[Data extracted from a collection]

════════════════════

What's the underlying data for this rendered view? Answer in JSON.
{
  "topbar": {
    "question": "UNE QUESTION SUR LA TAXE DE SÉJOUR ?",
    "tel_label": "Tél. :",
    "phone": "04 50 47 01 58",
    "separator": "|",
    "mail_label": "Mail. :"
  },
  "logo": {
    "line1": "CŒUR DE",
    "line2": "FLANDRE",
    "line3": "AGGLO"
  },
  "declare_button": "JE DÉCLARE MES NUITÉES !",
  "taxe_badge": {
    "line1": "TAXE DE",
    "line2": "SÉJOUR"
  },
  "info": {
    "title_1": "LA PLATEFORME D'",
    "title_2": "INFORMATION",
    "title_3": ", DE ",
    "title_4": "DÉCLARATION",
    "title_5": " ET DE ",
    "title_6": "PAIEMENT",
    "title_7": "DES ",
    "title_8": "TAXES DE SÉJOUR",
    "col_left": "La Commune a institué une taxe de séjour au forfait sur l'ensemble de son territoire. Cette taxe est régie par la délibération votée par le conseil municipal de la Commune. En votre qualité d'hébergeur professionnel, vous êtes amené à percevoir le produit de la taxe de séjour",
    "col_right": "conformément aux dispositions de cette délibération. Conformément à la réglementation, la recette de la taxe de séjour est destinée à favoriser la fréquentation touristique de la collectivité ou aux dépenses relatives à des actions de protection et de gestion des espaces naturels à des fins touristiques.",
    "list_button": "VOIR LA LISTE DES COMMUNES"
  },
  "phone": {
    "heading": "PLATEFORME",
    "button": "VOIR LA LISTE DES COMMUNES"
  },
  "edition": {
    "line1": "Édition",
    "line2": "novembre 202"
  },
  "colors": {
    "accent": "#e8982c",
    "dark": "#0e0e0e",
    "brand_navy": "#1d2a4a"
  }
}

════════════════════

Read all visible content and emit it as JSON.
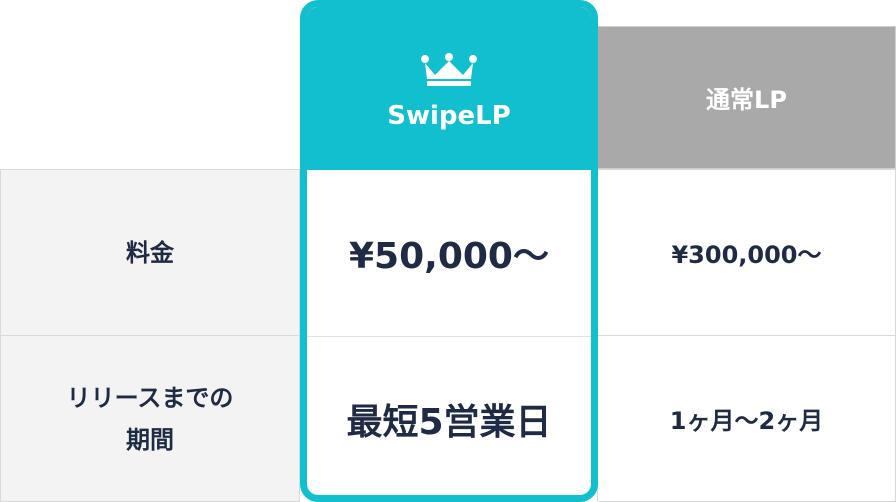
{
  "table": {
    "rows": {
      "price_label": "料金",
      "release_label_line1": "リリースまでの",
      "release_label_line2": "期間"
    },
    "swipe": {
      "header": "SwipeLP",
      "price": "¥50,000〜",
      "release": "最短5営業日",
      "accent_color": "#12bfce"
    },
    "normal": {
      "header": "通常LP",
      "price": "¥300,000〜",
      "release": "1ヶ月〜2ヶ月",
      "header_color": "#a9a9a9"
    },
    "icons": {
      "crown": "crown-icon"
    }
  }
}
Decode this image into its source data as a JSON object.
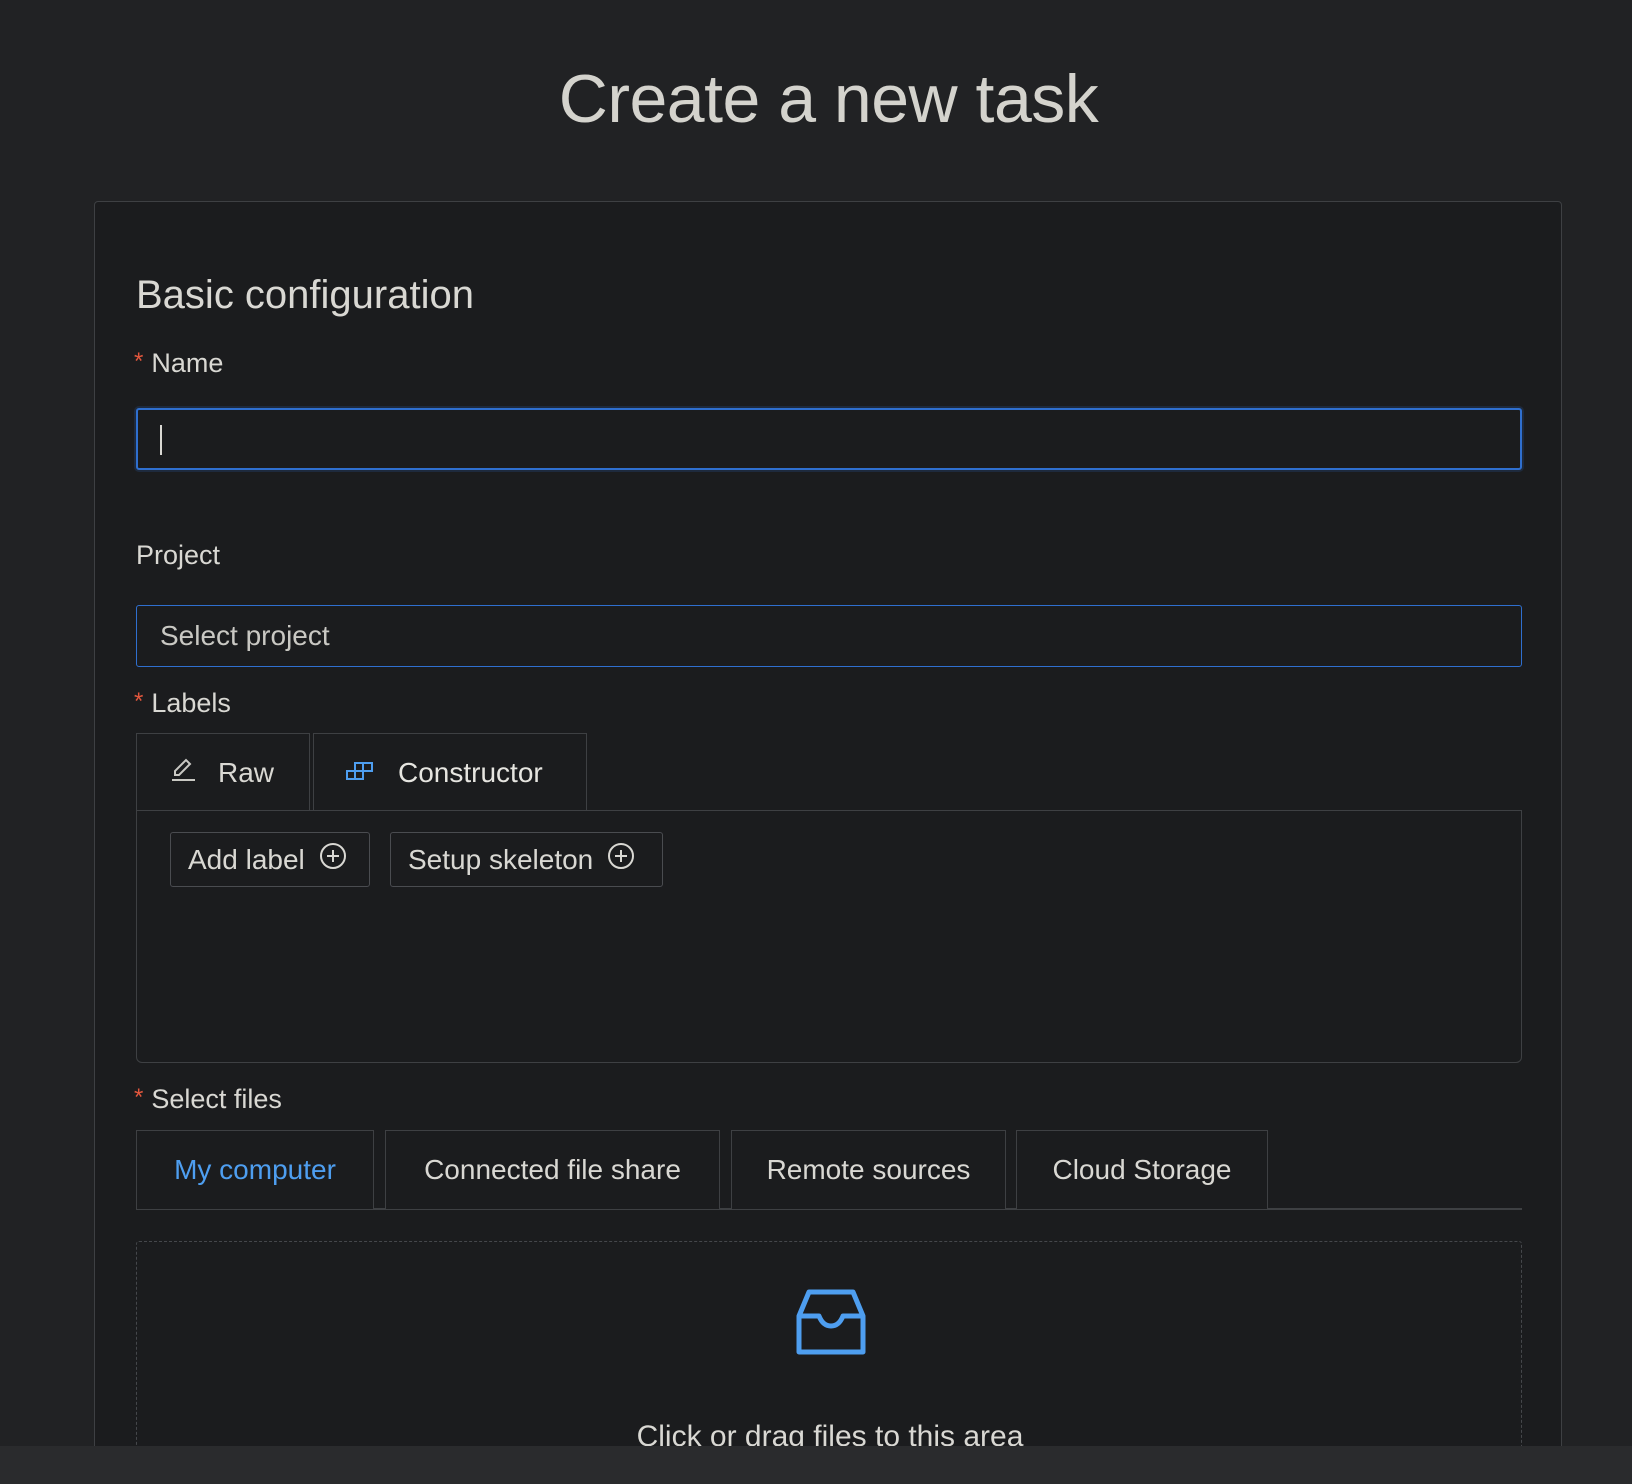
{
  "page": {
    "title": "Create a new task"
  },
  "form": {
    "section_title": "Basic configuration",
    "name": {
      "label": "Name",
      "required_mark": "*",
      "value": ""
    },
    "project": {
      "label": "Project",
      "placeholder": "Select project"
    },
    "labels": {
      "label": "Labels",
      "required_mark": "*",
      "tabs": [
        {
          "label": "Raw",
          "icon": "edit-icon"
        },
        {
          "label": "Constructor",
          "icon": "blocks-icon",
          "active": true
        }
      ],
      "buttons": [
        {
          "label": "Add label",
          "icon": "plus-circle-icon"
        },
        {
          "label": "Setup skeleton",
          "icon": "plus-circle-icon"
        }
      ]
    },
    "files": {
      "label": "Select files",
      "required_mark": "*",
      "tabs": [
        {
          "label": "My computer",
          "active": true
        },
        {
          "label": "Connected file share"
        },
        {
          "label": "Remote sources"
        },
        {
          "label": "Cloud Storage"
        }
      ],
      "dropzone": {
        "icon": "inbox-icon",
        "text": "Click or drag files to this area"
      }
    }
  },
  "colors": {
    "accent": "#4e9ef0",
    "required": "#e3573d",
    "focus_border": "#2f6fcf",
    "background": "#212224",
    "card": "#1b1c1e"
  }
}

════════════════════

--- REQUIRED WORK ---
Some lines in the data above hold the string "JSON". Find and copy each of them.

--- RESPONSE BELOW ---
What's the underlying data for this rendered view? Answer in JSON.
Read all visible content and emit it as JSON.
Decode this image into its source data as a JSON object.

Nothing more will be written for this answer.